● Records
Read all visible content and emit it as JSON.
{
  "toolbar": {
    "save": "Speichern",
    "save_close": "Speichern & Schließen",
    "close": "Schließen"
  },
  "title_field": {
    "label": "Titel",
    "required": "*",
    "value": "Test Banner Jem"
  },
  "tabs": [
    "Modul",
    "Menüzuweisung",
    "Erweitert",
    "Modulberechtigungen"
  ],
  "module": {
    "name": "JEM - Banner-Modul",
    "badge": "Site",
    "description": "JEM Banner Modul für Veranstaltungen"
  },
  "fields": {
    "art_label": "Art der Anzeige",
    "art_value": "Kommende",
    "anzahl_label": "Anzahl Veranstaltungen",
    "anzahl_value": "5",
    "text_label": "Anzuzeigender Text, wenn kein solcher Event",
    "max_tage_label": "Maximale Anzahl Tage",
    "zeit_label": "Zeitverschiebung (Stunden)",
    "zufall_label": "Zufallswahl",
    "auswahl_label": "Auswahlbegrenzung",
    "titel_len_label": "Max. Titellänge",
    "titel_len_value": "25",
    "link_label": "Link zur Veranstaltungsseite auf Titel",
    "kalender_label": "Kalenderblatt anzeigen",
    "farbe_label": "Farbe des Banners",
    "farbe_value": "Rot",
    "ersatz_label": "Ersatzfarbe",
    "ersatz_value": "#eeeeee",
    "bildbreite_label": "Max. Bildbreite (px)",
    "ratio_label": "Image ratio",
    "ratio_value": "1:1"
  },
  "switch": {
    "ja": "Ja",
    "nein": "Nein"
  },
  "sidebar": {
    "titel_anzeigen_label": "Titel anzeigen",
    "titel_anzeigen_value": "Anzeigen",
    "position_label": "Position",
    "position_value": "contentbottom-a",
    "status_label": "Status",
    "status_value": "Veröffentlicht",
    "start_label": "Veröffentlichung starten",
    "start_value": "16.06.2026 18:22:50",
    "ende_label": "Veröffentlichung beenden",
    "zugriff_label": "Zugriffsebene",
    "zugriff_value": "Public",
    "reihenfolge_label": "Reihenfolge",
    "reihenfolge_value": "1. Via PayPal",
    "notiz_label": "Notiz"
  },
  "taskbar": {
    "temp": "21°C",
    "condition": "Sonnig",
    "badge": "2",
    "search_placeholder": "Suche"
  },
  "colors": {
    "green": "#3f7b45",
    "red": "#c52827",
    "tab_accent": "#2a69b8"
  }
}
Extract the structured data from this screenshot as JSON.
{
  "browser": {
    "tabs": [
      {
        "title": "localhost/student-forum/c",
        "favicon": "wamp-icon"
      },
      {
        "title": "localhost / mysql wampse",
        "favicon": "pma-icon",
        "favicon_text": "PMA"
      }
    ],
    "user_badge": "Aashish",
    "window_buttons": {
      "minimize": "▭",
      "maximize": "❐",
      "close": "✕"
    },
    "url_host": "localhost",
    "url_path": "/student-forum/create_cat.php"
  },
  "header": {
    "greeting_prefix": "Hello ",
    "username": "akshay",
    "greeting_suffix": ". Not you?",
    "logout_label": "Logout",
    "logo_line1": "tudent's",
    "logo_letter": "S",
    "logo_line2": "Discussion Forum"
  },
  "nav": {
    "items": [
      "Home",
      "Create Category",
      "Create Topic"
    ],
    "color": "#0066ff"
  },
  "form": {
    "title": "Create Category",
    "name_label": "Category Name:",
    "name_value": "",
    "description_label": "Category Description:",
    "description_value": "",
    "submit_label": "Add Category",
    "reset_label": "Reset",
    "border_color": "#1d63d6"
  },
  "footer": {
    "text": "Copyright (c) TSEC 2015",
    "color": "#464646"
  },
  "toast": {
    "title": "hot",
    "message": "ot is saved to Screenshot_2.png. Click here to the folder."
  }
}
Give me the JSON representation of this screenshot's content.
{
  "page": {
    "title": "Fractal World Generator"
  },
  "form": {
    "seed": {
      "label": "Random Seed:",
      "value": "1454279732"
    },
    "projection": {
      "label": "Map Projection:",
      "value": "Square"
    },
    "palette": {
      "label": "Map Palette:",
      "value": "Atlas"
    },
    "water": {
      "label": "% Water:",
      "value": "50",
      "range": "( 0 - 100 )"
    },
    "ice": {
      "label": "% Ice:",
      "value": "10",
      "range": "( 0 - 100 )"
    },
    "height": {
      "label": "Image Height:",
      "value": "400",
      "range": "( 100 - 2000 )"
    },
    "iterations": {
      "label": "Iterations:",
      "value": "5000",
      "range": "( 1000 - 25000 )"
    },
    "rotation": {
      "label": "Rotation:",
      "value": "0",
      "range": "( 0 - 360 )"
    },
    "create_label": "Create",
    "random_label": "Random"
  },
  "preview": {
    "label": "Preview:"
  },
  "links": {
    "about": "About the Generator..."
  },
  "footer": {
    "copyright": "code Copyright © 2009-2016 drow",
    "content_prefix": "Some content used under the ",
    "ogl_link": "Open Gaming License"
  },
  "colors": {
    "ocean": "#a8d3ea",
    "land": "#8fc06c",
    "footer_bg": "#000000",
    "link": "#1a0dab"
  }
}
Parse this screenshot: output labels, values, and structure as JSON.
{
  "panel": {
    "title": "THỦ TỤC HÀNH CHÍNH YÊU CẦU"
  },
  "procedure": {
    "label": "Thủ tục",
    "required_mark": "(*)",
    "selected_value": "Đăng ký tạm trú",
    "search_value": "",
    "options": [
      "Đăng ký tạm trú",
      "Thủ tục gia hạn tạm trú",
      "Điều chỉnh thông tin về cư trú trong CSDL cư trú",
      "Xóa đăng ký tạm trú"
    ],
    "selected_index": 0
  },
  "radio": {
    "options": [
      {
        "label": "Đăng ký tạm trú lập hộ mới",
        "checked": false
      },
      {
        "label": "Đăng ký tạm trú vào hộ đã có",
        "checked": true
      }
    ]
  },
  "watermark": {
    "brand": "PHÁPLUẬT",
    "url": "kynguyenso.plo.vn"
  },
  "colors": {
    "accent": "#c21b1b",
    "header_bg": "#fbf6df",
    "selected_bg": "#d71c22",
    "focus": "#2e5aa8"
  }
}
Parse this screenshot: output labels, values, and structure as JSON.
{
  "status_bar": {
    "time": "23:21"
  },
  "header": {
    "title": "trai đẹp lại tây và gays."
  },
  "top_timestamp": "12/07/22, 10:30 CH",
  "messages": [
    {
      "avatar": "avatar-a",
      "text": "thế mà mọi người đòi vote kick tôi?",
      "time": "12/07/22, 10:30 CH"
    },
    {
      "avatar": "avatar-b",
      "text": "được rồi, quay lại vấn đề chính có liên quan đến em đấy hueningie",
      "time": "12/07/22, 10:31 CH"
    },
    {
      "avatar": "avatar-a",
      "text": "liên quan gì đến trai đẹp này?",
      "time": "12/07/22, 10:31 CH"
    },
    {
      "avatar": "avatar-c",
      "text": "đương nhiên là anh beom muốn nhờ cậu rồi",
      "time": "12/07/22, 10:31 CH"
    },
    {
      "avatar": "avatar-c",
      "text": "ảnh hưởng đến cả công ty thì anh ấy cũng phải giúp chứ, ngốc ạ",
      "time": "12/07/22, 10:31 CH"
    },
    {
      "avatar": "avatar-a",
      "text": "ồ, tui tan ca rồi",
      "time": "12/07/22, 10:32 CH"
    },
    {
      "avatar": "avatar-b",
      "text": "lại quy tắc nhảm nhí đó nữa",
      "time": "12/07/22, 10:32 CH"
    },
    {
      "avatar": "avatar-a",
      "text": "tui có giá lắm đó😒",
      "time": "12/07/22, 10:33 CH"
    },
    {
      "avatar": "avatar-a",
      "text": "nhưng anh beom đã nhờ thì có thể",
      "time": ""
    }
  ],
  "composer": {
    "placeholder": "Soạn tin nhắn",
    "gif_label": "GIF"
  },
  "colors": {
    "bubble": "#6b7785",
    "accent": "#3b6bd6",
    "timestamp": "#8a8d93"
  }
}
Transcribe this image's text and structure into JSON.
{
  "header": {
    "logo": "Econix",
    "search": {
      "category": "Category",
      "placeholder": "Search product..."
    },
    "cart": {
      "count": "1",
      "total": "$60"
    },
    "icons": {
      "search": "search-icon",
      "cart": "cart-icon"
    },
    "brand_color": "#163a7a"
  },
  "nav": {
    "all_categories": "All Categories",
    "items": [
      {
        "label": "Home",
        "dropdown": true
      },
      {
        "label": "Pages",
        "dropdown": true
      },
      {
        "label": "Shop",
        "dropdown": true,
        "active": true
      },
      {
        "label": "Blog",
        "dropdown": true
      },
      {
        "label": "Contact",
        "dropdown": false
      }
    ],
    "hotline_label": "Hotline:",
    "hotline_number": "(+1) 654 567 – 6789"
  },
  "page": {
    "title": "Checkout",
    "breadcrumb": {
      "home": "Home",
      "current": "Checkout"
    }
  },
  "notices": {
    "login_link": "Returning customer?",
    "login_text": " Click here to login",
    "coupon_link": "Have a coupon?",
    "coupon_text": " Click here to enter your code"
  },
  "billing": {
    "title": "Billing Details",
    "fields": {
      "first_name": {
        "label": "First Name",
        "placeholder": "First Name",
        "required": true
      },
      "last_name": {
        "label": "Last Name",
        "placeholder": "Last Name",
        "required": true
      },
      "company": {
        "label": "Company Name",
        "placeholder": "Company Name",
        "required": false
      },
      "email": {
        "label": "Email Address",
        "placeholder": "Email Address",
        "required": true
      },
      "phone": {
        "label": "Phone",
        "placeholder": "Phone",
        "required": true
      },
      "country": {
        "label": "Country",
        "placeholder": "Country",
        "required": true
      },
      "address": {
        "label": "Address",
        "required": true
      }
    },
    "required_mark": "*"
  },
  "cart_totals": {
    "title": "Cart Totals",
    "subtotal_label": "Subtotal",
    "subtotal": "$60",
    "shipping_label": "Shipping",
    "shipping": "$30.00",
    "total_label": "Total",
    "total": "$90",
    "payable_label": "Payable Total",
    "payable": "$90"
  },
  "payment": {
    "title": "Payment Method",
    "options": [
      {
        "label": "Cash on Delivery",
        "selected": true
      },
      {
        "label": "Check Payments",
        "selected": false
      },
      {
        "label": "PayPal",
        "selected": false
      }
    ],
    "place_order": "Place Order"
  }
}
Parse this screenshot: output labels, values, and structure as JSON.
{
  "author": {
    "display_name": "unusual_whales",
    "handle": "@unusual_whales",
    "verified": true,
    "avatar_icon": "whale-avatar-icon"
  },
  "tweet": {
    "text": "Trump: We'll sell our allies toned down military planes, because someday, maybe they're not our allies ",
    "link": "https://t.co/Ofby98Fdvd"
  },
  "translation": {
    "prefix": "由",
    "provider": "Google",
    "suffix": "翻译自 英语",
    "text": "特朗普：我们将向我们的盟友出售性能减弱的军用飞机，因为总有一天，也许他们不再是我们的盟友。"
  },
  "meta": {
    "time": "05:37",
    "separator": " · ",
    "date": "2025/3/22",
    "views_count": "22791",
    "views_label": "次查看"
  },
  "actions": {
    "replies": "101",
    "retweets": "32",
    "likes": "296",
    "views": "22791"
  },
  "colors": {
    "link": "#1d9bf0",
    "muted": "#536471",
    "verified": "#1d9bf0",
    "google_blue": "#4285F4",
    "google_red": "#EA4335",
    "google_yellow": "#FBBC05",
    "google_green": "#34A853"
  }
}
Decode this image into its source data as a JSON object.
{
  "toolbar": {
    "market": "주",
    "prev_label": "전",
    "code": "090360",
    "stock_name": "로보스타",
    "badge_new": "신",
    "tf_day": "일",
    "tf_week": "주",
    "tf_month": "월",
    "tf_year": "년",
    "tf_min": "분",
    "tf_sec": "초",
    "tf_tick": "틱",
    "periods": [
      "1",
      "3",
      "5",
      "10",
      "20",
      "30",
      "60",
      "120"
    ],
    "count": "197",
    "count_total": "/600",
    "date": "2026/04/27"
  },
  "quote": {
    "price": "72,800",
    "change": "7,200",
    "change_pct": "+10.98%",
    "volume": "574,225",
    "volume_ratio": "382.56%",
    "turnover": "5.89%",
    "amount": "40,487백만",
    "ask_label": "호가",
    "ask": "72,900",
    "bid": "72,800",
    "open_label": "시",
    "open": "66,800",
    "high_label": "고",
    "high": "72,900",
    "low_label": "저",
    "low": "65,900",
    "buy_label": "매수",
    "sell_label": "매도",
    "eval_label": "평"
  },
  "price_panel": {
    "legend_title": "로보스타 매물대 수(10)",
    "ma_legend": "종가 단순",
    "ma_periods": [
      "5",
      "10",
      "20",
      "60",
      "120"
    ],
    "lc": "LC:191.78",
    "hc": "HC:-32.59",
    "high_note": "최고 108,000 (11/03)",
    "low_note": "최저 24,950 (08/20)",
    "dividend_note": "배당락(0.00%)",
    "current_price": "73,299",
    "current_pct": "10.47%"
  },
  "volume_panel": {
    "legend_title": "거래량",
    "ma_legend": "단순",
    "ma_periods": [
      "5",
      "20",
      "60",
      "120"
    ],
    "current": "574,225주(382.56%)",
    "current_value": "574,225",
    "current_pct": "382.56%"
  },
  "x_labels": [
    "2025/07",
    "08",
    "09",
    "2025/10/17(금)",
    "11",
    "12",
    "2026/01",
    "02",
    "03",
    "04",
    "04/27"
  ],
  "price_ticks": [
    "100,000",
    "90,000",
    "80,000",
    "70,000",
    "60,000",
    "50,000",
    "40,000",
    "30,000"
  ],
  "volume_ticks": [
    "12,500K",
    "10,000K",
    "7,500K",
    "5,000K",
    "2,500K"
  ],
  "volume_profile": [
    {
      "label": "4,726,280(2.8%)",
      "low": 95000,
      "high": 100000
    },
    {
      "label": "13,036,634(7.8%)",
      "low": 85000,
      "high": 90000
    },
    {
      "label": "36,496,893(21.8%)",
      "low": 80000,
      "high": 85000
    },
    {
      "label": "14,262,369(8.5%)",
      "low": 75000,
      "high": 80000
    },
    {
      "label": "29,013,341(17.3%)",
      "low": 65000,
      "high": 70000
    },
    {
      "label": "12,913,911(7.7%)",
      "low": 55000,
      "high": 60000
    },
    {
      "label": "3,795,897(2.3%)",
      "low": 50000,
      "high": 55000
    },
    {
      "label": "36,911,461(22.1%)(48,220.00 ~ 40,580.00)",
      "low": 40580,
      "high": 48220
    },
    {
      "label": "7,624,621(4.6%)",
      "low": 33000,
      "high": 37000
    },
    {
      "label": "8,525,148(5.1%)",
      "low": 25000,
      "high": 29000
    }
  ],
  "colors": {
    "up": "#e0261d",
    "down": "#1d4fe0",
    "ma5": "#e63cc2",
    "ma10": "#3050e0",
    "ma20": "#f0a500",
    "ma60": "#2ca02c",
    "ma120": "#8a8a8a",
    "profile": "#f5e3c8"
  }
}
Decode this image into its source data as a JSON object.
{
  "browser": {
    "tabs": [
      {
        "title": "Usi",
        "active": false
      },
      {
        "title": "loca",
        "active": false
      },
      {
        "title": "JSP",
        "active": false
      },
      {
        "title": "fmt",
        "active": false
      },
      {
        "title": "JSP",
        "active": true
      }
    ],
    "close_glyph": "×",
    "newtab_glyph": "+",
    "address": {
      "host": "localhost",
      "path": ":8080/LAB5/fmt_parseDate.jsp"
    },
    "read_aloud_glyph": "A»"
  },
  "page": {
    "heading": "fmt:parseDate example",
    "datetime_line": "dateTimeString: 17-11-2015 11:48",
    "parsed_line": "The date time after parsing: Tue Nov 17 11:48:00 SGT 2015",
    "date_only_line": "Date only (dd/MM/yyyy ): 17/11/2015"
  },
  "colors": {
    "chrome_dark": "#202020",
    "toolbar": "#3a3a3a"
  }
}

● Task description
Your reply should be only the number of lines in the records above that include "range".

● Result below
5